Delta Air Lines (NYSE: DAL) plans to reduce its stake in name-your-own-pricee-tailer Priceline.com (Nasdaq: PCLN), although aPriceline spokesman said the planned sale of shares is not significant anddoes not change the business relationship between the two companies.
Delta reportedly filed with the U.S. Securities and Exchange Commission tosell 5 million Priceline common shares, worth about US$26.3 million.
Priceline spokesman Brian Ek said the shares represent just “a small amount”of Delta’s investment in the company. The airline, he said, continues tohold 32 million Priceline shares.
The sale does not change Delta’s plans for its ongoing relationship withPriceline, Ek told the E-Commerce Times. In February, the two companies restructured their relationship to reducePriceline’s dividend expenses and help it along the path to profitability.As part of the agreement, Delta exchanged its 6 million Pricelineconvertible preferred shares for new preferred stock and warrants.
Delta officials were not immediately available for comment. However, JimWhitehurst, acting head of eVentures at the airline, was quoted inThursday’s Wall Street Journal as saying the sale does not mean Delta ischanging its strategy as far as Priceline.
Delta’s Priceline stake reportedly contributed to a $133 million loss forthe airline in the first quarter ended March 31st. Delta is a longtimeinvestor in Priceline, which is moving back to its roots in the travelbusiness as the e-tail market falters.
Ups and Downs
Priceline shares were down 22 cents at $5.03 in morning trading Thursday.Over the past year, the shares have traded as high as $51.50 and as low as$1.06. The company went public in March 1999 at $16 per share, with thestock soaring to the $162 level the following month.
Over the past few months, Priceline has been cutting costs and postponingexpansion plans as it concentrates on achieving profitability. Expansionsinto such areas as groceries and gasoline have been shelved.
Priceline built its reputation on its system of allowing consumers to shopfor products ranging from travel services to groceries to mortgage servicesby naming a price for the desired item and seeing which retailer would match it.
Back to Basics
The company’s back-to-basics strategy appears to be working. Earlier thismonth, Priceline beat analyst estimates when it reported a first-quarter loss of 3 cents per share.Priceline has said it is on track to report a pro forma operating profit inthe second quarter, as revenue rises 10 to 15 percent over first-quarterlevels.

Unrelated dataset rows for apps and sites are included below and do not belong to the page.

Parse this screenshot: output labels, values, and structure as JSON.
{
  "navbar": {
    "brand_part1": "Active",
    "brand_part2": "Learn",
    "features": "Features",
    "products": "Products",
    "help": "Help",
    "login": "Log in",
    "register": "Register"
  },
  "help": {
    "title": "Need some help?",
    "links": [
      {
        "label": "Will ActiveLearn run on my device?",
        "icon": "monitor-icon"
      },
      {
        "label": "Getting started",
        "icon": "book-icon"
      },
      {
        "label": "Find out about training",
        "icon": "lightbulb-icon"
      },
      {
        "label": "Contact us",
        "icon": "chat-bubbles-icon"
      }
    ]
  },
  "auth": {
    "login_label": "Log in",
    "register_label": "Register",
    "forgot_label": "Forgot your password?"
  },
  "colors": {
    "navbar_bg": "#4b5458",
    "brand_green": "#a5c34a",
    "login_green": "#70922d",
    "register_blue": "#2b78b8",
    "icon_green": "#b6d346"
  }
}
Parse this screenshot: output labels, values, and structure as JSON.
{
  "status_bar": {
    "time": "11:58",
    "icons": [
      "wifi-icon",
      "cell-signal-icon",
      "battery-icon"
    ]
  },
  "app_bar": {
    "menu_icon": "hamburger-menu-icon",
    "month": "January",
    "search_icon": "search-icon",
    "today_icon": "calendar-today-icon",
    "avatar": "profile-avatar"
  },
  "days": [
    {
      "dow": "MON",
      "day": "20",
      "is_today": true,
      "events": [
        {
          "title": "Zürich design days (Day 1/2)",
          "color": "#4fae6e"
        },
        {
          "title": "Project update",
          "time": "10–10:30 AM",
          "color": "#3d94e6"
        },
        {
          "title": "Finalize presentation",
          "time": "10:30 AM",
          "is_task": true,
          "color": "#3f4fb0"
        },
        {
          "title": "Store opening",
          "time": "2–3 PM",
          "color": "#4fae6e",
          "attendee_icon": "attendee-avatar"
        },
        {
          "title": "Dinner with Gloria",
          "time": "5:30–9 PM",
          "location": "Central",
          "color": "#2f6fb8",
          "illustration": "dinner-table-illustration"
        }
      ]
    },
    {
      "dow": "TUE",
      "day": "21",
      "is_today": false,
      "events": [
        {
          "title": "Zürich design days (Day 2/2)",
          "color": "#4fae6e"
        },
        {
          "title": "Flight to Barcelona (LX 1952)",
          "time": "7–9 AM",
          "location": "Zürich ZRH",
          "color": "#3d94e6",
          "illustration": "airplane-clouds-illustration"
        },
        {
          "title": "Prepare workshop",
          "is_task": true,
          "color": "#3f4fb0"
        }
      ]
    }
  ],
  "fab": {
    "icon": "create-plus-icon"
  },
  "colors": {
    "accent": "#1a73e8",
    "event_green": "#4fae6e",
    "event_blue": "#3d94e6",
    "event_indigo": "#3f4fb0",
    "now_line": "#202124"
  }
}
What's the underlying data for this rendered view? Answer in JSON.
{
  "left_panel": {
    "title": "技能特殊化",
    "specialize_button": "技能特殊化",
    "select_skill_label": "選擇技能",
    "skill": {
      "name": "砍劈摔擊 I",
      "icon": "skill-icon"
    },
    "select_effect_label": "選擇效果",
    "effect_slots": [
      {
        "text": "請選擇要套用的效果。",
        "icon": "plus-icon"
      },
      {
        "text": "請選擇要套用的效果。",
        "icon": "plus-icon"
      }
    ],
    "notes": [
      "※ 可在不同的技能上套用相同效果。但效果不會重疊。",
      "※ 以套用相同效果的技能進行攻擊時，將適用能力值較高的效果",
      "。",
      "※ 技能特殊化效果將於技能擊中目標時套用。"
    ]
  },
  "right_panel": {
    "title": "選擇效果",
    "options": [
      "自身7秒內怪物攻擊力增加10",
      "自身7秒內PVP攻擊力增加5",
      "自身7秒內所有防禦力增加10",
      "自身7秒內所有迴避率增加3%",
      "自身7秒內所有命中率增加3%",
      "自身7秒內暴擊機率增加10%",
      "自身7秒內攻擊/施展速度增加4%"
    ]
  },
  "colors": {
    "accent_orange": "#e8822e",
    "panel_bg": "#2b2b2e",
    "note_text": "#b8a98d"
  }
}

Also this month, Priceline announced a management reshuffling, puttingchairman Richard S. Braddock back in the post of chief executive officer,replacing Daniel Schulman. Braddock, who remains chairman as well, had beenCEO from July 1998 to May 2000.